(SUPPLIED DATA Opens)

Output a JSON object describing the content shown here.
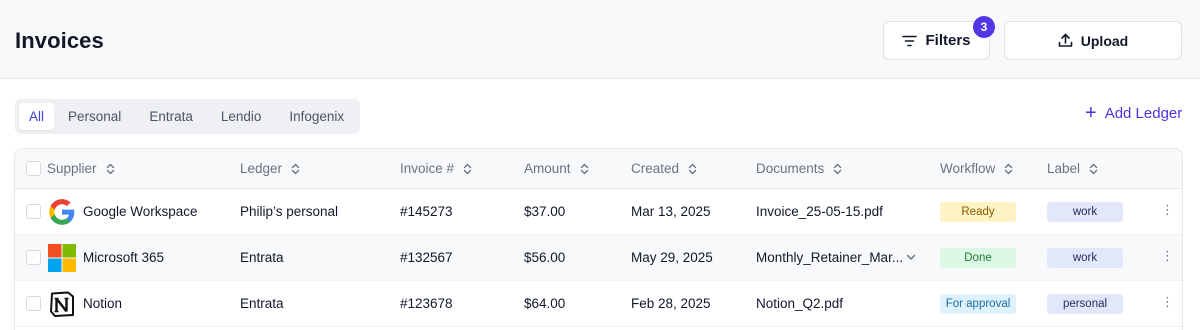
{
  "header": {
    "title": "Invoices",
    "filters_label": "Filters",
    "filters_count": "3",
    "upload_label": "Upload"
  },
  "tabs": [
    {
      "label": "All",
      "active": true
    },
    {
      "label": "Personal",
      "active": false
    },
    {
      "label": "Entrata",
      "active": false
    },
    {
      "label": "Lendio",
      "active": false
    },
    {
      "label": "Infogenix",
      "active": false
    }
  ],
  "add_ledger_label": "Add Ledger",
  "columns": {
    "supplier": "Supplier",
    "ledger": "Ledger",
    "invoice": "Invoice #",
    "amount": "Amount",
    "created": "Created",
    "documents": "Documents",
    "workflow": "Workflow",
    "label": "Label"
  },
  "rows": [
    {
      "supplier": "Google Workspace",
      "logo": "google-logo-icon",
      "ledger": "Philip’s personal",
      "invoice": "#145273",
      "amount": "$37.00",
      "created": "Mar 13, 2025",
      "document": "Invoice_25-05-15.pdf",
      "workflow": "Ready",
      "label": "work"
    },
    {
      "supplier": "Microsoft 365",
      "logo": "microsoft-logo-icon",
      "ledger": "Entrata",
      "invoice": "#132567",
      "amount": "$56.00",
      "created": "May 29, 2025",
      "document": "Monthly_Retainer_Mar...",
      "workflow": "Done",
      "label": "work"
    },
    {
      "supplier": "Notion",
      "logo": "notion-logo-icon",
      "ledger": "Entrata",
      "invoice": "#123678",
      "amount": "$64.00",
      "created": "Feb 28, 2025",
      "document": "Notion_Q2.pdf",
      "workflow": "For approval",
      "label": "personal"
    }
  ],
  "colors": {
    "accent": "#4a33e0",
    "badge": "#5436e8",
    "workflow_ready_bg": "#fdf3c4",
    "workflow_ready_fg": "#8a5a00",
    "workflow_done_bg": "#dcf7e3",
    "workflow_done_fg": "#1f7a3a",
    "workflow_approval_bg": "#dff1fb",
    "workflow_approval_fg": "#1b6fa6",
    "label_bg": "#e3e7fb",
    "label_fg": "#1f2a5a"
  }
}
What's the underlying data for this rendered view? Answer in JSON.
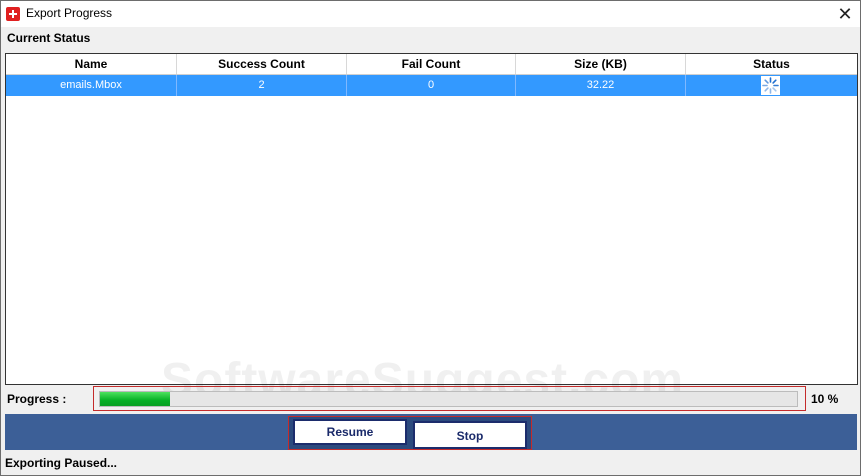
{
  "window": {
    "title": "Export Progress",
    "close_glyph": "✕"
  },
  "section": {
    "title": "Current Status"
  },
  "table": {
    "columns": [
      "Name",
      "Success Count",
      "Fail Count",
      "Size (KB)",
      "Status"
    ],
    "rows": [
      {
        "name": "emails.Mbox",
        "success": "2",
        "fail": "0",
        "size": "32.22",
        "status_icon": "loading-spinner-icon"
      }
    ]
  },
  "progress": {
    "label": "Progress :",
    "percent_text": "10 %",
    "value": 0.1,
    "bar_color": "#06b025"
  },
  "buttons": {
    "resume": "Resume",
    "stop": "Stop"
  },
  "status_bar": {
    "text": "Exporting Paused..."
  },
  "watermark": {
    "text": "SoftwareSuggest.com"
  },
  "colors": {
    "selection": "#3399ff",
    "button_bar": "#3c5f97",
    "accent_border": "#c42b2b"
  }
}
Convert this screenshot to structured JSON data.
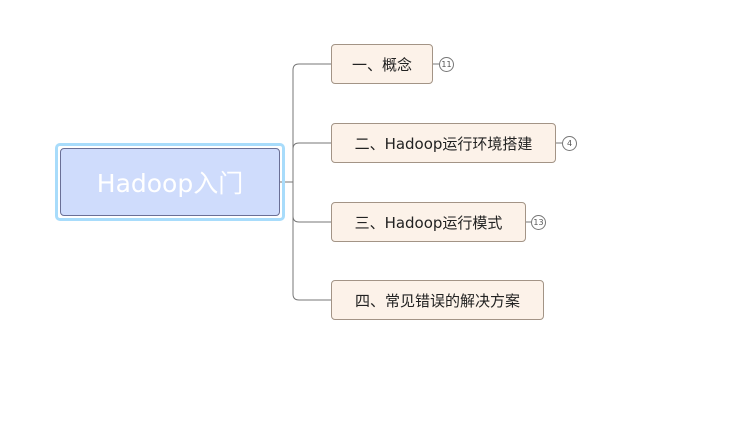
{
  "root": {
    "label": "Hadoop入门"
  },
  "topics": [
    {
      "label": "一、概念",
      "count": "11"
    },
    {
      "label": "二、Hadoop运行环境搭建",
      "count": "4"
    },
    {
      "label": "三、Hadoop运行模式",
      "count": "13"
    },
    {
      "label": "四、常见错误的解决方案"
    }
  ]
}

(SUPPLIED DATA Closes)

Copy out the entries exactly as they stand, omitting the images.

- _SOLVED EXERCISE_
Output a JSON object describing the content shown here.
{
  "header": {
    "title": "Invoices",
    "filters_label": "Filters",
    "filters_count": "3",
    "upload_label": "Upload"
  },
  "tabs": [
    {
      "label": "All",
      "active": true
    },
    {
      "label": "Personal",
      "active": false
    },
    {
      "label": "Entrata",
      "active": false
    },
    {
      "label": "Lendio",
      "active": false
    },
    {
      "label": "Infogenix",
      "active": false
    }
  ],
  "add_ledger_label": "Add Ledger",
  "columns": {
    "supplier": "Supplier",
    "ledger": "Ledger",
    "invoice": "Invoice #",
    "amount": "Amount",
    "created": "Created",
    "documents": "Documents",
    "workflow": "Workflow",
    "label": "Label"
  },
  "rows": [
    {
      "supplier": "Google Workspace",
      "logo": "google-logo-icon",
      "ledger": "Philip’s personal",
      "invoice": "#145273",
      "amount": "$37.00",
      "created": "Mar 13, 2025",
      "document": "Invoice_25-05-15.pdf",
      "workflow": "Ready",
      "label": "work"
    },
    {
      "supplier": "Microsoft 365",
      "logo": "microsoft-logo-icon",
      "ledger": "Entrata",
      "invoice": "#132567",
      "amount": "$56.00",
      "created": "May 29, 2025",
      "document": "Monthly_Retainer_Mar...",
      "workflow": "Done",
      "label": "work"
    },
    {
      "supplier": "Notion",
      "logo": "notion-logo-icon",
      "ledger": "Entrata",
      "invoice": "#123678",
      "amount": "$64.00",
      "created": "Feb 28, 2025",
      "document": "Notion_Q2.pdf",
      "workflow": "For approval",
      "label": "personal"
    }
  ],
  "colors": {
    "accent": "#4a33e0",
    "badge": "#5436e8",
    "workflow_ready_bg": "#fdf3c4",
    "workflow_ready_fg": "#8a5a00",
    "workflow_done_bg": "#dcf7e3",
    "workflow_done_fg": "#1f7a3a",
    "workflow_approval_bg": "#dff1fb",
    "workflow_approval_fg": "#1b6fa6",
    "label_bg": "#e3e7fb",
    "label_fg": "#1f2a5a"
  }
}
What's the underlying data for this rendered view? Answer in JSON.
{
  "window": {
    "title": "Export Progress",
    "close_glyph": "✕"
  },
  "section": {
    "title": "Current Status"
  },
  "table": {
    "columns": [
      "Name",
      "Success Count",
      "Fail Count",
      "Size (KB)",
      "Status"
    ],
    "rows": [
      {
        "name": "emails.Mbox",
        "success": "2",
        "fail": "0",
        "size": "32.22",
        "status_icon": "loading-spinner-icon"
      }
    ]
  },
  "progress": {
    "label": "Progress :",
    "percent_text": "10 %",
    "value": 0.1,
    "bar_color": "#06b025"
  },
  "buttons": {
    "resume": "Resume",
    "stop": "Stop"
  },
  "status_bar": {
    "text": "Exporting Paused..."
  },
  "watermark": {
    "text": "SoftwareSuggest.com"
  },
  "colors": {
    "selection": "#3399ff",
    "button_bar": "#3c5f97",
    "accent_border": "#c42b2b"
  }
}
Convert this screenshot to structured JSON data.
{
  "root": {
    "label": "Hadoop入门"
  },
  "topics": [
    {
      "label": "一、概念",
      "count": "11"
    },
    {
      "label": "二、Hadoop运行环境搭建",
      "count": "4"
    },
    {
      "label": "三、Hadoop运行模式",
      "count": "13"
    },
    {
      "label": "四、常见错误的解决方案"
    }
  ]
}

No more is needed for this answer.